Seeking Alpha

NZD/CAD - More Weakness To Follow

Includes: ENZL, FXC
by: Dmitry Lifatov
Dmitry Lifatov
Gold & precious metals, research analyst

Despite a 10% decline since June 2017, NZD/CAD has still some room for a further downward movement;

The main driver of NZD/CAD weakness is a growing economic momentum in Canada and political uncertainty on the eve of the general election in New Zealand;

We suggest taking a small short position in NZD/CAD right now, which should be closed before the announcement of election results in New Zealand on September 23, 2017.

NZD/CAD is a rather interesting pair right now, offering potentially high profitability for traders, despite the fact that it has already moved down by approximately 10% since the beginning of June 2017. Nevertheless, since New Zealand and Canada are now two of the most polarized economies in terms of growth prospects, we expect the continuation of a downtrend in this pair at least till the New Zealand general election, taking place on September 23, 2017.

Political uncertainty over the outcome of this election has a strong adverse impact on Kiwi. Despite the fact that some analysts consider election risks as too "overhyped," traders will likely continue to sell the New Zealand dollar on the eve of such an important event. Without diving too deep into the details of the forthcoming vote, we only say that the rivaling parties have very different views on monetary policy issues, making it difficult to predict the probable policy of winners. You can review the main points in their election programs at New Zealand 2017 Election Factbox.

Aside from political reasons for a probable further decline, NZD/CAD has also an economic rationale explaining its weakness. The New Zealand economy faced three main challenges in August 2017: the RBNZ concerns about a higher NZD exchange rate, lower official growth forecasts for 2017 and 2018, and deteriorating values of leading macroeconomic indicators. However, all these factors are already "priced in" by traders, and we don't expect major surprises from this side.

The Canadian economy demonstrates higher-than-expected growth, with Q2 2017 GDP annualized growth rate standing at the level of 4.5%. Interest rate hike on September 6, 2017, by the BoC, also fueled the Canadian dollar rise.

From our point of view, what currently drives the NZD/CAD exchange rate are negative political factors in NZ and strong economic momentum in Canada. This will be enough to send NZD/CAD even lower, but the true watershed in its dynamics can be marked by the outcome of the general election in New Zealand.

We have discussed the current economic conditions in Canada in our previous article "CADJPY - Waiting For A Breakout," concluding that in order to continue a climb of the Canadian dollar, the economy of this country should prove a reversal in inflation downtrend and stabilization of leading macro data, which are not so bright.

The BoC by its recent rate hikes proved that the Canadian economy is strong enough to withstand a tightening of the monetary policy, while the possibility of interest rate hikes in New Zealand is looming. Now, according to investors' expectations, monetary policy tightening in New Zealand will start only in H2 2018, most probably in November 2018.
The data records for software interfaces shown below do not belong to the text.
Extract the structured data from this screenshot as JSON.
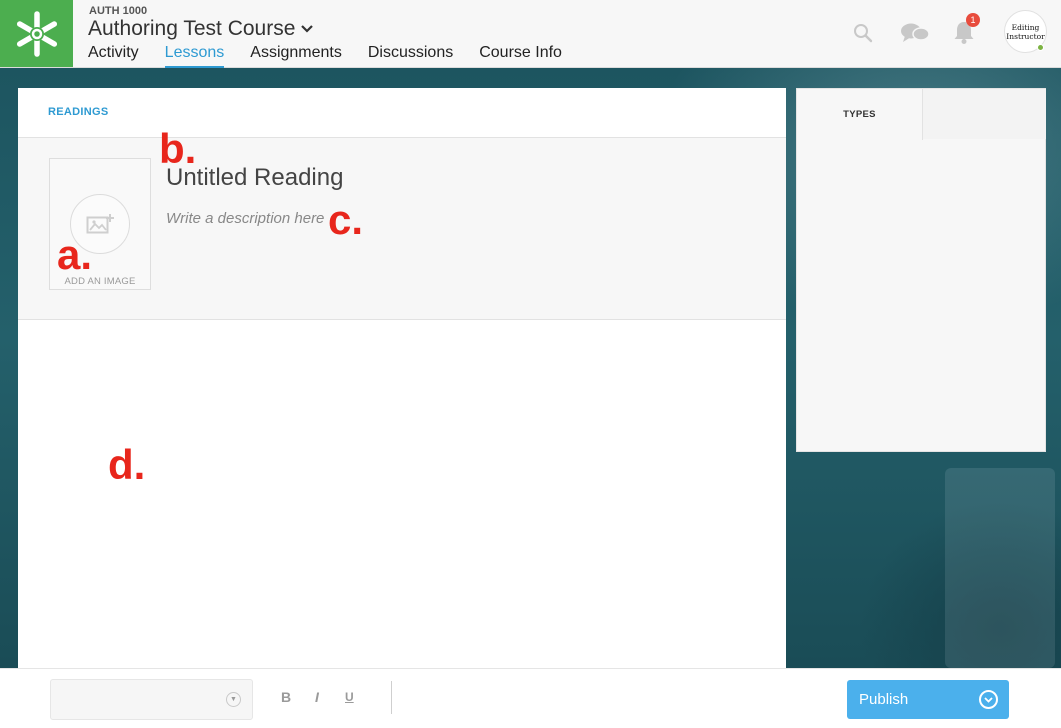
{
  "header": {
    "course_code": "AUTH 1000",
    "course_title": "Authoring Test Course",
    "nav": [
      {
        "label": "Activity"
      },
      {
        "label": "Lessons",
        "active": true
      },
      {
        "label": "Assignments"
      },
      {
        "label": "Discussions"
      },
      {
        "label": "Course Info"
      }
    ],
    "notification_count": "1",
    "avatar_line1": "Editing",
    "avatar_line2": "Instructor",
    "icons": [
      "search-icon",
      "chat-icon",
      "bell-icon"
    ]
  },
  "main": {
    "tab": "READINGS",
    "add_image_label": "ADD AN IMAGE",
    "reading_title": "Untitled Reading",
    "description_placeholder": "Write a description here"
  },
  "annotations": {
    "a": "a.",
    "b": "b.",
    "c": "c.",
    "d": "d."
  },
  "side": {
    "tab": "TYPES"
  },
  "toolbar": {
    "bold": "B",
    "italic": "I",
    "underline": "U",
    "publish_label": "Publish"
  },
  "colors": {
    "accent": "#2e9ad2",
    "logo_green": "#4cae4f",
    "publish_blue": "#4bb0ec",
    "annotation_red": "#e8261c"
  }
}
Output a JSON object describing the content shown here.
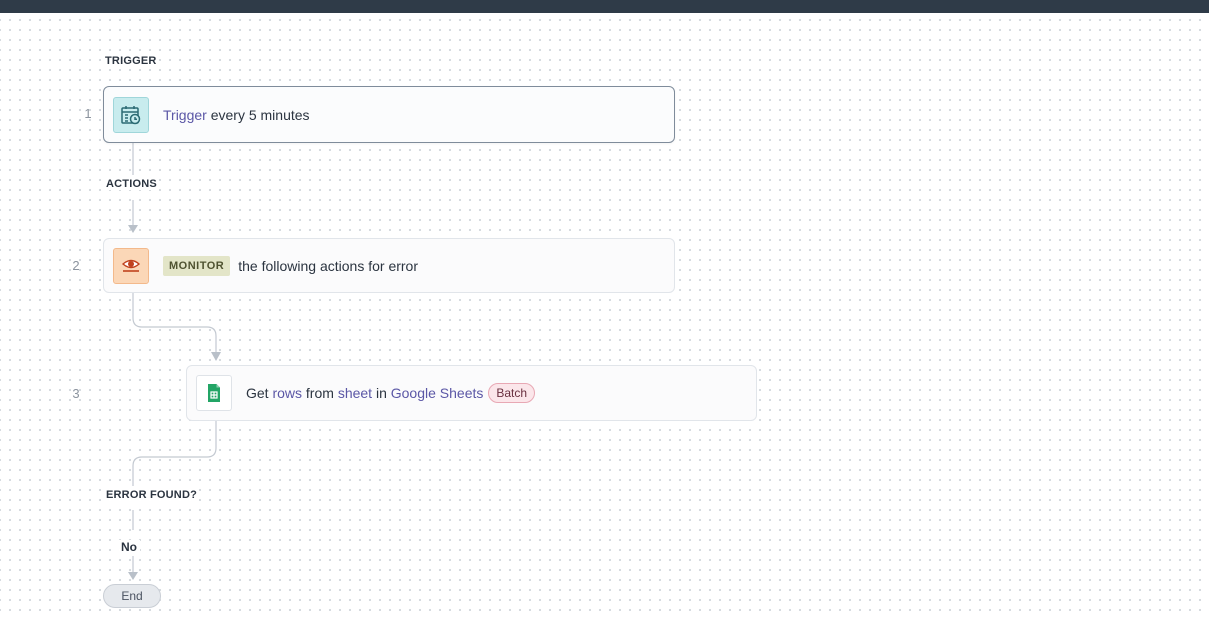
{
  "sections": {
    "trigger": "TRIGGER",
    "actions": "ACTIONS",
    "error_found": "ERROR FOUND?"
  },
  "steps": [
    {
      "number": "1",
      "icon": "calendar-clock-icon",
      "keyword": "Trigger",
      "text": " every 5 minutes"
    },
    {
      "number": "2",
      "icon": "eye-icon",
      "tag": "MONITOR",
      "text": "the following actions for error"
    },
    {
      "number": "3",
      "icon": "google-sheets-icon",
      "parts": {
        "get": "Get ",
        "rows": "rows",
        "from": " from ",
        "sheet": "sheet",
        "in": " in ",
        "app": "Google Sheets"
      },
      "badge": "Batch"
    }
  ],
  "branch_label": "No",
  "end_label": "End",
  "colors": {
    "topbar": "#2f3b48",
    "keyword": "#5b57a6",
    "monitor_tag_bg": "#e3e5c8",
    "batch_badge_bg": "#fbe6ea"
  }
}
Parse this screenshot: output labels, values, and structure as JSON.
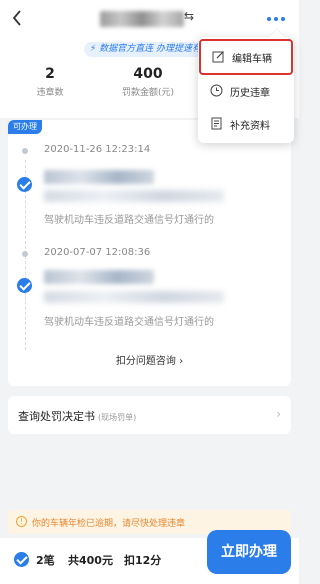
{
  "header": {
    "back_icon": "chevron-left-icon",
    "title_suffix": "⇆",
    "more_icon": "more-dots-icon",
    "accent_color": "#2b7de9"
  },
  "banner": {
    "text": "⚡ 数据官方直连 办理提速有保障"
  },
  "stats": [
    {
      "value": "2",
      "label": "违章数"
    },
    {
      "value": "400",
      "label": "罚款金额(元)"
    }
  ],
  "card": {
    "tag": "可办理",
    "records": [
      {
        "time": "2020-11-26 12:23:14",
        "desc": "驾驶机动车违反道路交通信号灯通行的"
      },
      {
        "time": "2020-07-07 12:08:36",
        "desc": "驾驶机动车违反道路交通信号灯通行的"
      }
    ],
    "consult": "扣分问题咨询 ›"
  },
  "query": {
    "label": "查询处罚决定书",
    "sub": "(现场罚单)",
    "arrow": "›"
  },
  "warning": {
    "icon": "!",
    "text": "你的车辆年检已逾期，请尽快处理违章",
    "color": "#e6862d"
  },
  "bottom": {
    "count": "2笔",
    "amount": "共400元",
    "points": "扣12分",
    "action": "立即办理"
  },
  "menu": {
    "items": [
      {
        "label": "编辑车辆",
        "icon": "edit-icon"
      },
      {
        "label": "历史违章",
        "icon": "clock-icon"
      },
      {
        "label": "补充资料",
        "icon": "document-icon"
      }
    ],
    "highlight_color": "#d9322f"
  }
}
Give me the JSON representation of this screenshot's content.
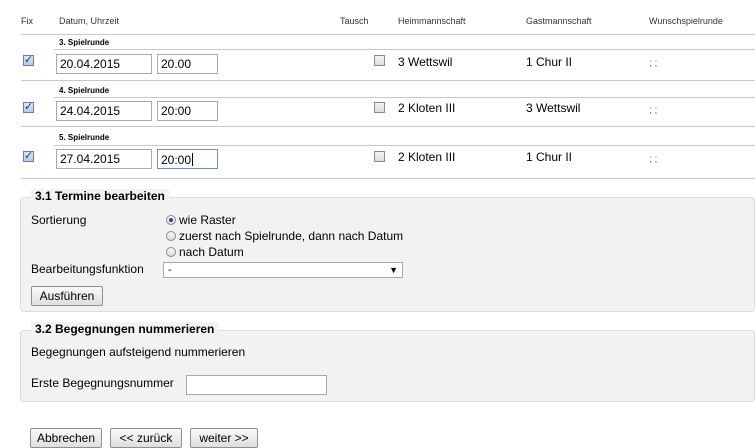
{
  "headers": {
    "fix": "Fix",
    "datum": "Datum, Uhrzeit",
    "tausch": "Tausch",
    "heim": "Heimmannschaft",
    "gast": "Gastmannschaft",
    "wunsch": "Wunschspielrunde"
  },
  "rows": [
    {
      "round": "3. Spielrunde",
      "fix": true,
      "date": "20.04.2015",
      "time": "20.00",
      "tausch": false,
      "home": "3 Wettswil",
      "away": "1 Chur II",
      "wish": "; ;"
    },
    {
      "round": "4. Spielrunde",
      "fix": true,
      "date": "24.04.2015",
      "time": "20:00",
      "tausch": false,
      "home": "2 Kloten III",
      "away": "3 Wettswil",
      "wish": "; ;"
    },
    {
      "round": "5. Spielrunde",
      "fix": true,
      "date": "27.04.2015",
      "time": "20:00",
      "tausch": false,
      "home": "2 Kloten III",
      "away": "1 Chur II",
      "wish": "; ;"
    }
  ],
  "section31": {
    "legend": "3.1 Termine bearbeiten",
    "sort_label": "Sortierung",
    "sort_options": [
      "wie Raster",
      "zuerst nach Spielrunde, dann nach Datum",
      "nach Datum"
    ],
    "sort_selected": 0,
    "func_label": "Bearbeitungsfunktion",
    "func_value": "-",
    "run_button": "Ausführen"
  },
  "section32": {
    "legend": "3.2 Begegnungen nummerieren",
    "desc": "Begegnungen aufsteigend nummerieren",
    "first_label": "Erste Begegnungsnummer",
    "first_value": ""
  },
  "footer": {
    "cancel": "Abbrechen",
    "back": "<< zurück",
    "next": "weiter >>"
  }
}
Technically, NZD/CAD has just broken below a long-term rising trend line, connecting the February 2009's and August 2015's lows on a monthly time frame, which could lead to the acceleration of a decline. Still, the September 2017's probable gains of CAD versus its New Zealand counterpart are limited, making this pair prone to major correction after a breakout of a rising trend line. We would suggest opening a small short position, which should be closed before September 23, 2017. Based on the election results, we should reassess the situation with the economic prospects of New Zealand, and probably wait for a pullback to the broken level around 0.8900-0.9000.

Disclosure: I/we have no positions in any stocks mentioned, and no plans to initiate any positions within the next 72 hours. I wrote this article myself, and it expresses my own opinions. I am not receiving compensation for it (other than from Seeking Alpha). I have no business relationship with any company whose stock is mentioned in this article.